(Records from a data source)
|---|
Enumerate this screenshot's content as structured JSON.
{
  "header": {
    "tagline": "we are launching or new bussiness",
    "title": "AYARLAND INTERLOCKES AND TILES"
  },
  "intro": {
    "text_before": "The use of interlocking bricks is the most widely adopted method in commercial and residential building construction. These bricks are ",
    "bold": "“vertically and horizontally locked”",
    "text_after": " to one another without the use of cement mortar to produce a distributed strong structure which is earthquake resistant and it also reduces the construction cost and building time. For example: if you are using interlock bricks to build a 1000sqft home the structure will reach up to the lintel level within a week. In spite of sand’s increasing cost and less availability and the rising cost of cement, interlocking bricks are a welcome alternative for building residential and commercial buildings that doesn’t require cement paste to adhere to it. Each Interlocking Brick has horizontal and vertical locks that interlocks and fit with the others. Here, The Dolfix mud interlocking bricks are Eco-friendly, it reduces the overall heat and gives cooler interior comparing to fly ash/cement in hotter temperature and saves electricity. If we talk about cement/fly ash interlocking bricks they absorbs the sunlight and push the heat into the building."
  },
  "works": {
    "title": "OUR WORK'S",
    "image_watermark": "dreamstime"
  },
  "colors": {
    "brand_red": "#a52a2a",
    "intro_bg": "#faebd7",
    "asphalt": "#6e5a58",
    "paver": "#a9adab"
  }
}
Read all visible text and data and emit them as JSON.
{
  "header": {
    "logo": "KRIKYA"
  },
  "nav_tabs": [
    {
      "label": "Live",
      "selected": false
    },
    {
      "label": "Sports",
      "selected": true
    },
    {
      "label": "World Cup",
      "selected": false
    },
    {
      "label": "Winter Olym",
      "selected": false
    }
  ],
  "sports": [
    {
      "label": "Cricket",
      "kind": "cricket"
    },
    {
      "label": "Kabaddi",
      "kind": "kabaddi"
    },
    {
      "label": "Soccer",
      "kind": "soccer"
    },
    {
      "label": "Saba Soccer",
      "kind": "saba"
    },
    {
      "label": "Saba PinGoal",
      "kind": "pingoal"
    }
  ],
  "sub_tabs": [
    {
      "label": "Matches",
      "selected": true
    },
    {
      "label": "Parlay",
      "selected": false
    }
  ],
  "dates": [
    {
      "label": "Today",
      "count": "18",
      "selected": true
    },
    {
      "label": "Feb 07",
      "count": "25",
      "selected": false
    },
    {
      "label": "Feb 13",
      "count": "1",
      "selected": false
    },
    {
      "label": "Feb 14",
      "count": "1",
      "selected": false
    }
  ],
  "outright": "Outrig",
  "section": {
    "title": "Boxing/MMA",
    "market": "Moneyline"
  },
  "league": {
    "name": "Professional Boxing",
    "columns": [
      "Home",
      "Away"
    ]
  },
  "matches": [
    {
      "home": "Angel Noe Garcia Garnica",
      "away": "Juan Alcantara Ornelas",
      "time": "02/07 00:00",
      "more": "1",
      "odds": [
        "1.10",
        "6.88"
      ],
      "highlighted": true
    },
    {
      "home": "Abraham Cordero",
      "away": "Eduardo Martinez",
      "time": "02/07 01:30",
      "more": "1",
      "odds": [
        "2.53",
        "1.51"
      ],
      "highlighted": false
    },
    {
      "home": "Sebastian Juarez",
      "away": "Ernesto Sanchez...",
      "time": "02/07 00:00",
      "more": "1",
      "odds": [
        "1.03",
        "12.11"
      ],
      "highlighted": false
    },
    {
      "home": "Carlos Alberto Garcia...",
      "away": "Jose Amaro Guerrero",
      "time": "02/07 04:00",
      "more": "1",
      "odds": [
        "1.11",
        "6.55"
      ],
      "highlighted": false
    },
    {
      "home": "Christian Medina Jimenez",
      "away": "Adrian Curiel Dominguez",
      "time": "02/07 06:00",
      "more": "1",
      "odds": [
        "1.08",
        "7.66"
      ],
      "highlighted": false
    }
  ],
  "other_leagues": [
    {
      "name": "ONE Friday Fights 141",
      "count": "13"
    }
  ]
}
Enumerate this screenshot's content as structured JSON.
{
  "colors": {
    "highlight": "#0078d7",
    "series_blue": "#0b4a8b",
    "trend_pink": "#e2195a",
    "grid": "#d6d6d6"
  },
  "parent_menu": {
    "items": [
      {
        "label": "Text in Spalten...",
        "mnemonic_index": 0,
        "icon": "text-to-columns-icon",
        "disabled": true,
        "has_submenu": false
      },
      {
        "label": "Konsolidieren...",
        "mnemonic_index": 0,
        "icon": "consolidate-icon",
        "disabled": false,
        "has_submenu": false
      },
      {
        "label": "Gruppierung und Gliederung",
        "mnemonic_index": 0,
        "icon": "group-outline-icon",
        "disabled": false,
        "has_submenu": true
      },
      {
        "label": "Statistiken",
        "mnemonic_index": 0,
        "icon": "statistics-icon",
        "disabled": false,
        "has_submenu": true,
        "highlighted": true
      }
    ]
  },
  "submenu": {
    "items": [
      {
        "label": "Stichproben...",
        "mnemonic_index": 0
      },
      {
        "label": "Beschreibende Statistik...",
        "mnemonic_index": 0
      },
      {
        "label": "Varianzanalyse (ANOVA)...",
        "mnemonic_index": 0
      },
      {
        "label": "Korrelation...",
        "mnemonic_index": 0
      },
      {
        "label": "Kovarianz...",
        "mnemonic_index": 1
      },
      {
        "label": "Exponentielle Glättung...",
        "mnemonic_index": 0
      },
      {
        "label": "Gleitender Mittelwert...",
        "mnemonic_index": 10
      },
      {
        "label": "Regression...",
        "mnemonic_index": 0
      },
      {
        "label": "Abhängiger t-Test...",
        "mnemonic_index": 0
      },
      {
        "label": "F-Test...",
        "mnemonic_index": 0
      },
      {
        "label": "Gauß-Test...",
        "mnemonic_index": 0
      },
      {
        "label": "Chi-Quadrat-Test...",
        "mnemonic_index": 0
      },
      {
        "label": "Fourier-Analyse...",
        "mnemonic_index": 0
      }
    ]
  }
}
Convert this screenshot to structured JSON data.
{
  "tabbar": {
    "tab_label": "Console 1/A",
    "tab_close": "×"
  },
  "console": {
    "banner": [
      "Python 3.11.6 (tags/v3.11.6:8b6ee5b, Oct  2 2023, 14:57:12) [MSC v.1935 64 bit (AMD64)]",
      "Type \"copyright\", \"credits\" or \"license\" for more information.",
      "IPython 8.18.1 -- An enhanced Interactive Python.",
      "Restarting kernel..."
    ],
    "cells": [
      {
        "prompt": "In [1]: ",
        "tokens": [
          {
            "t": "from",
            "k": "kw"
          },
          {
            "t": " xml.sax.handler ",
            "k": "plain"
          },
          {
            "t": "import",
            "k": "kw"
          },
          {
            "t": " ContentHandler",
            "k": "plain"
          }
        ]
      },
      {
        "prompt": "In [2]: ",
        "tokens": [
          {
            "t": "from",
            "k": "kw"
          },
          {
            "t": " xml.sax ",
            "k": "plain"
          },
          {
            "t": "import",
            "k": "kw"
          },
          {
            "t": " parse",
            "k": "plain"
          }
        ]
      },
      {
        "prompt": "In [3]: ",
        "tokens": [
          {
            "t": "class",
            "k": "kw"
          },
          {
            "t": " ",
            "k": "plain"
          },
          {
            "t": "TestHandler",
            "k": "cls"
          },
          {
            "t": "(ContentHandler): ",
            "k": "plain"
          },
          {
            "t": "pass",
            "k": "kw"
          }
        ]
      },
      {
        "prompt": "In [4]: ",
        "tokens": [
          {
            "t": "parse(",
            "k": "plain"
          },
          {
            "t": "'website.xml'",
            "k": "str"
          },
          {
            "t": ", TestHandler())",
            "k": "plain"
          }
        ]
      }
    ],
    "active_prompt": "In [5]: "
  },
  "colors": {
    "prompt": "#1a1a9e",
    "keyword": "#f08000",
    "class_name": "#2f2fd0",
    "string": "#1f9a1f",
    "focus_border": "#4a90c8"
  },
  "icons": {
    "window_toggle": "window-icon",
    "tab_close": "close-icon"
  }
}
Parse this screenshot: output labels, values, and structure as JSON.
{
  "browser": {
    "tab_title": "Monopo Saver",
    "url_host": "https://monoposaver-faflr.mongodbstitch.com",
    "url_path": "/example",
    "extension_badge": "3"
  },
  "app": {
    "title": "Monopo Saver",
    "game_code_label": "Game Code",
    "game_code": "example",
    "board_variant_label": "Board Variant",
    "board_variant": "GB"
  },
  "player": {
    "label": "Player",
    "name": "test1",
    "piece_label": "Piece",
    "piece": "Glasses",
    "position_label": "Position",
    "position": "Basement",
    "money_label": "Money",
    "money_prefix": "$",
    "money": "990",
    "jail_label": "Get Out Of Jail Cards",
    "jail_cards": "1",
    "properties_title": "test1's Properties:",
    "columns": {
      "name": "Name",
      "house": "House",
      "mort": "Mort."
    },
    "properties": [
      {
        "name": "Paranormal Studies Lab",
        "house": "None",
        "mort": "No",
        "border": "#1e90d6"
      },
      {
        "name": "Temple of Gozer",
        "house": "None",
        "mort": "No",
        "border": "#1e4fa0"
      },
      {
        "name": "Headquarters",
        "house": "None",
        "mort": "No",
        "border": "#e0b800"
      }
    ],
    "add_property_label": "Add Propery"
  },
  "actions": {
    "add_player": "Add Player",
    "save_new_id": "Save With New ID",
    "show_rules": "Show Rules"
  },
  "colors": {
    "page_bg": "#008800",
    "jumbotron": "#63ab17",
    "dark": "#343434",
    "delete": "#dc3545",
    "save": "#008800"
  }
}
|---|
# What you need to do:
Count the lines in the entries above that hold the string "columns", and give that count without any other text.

# Exercise answer:
3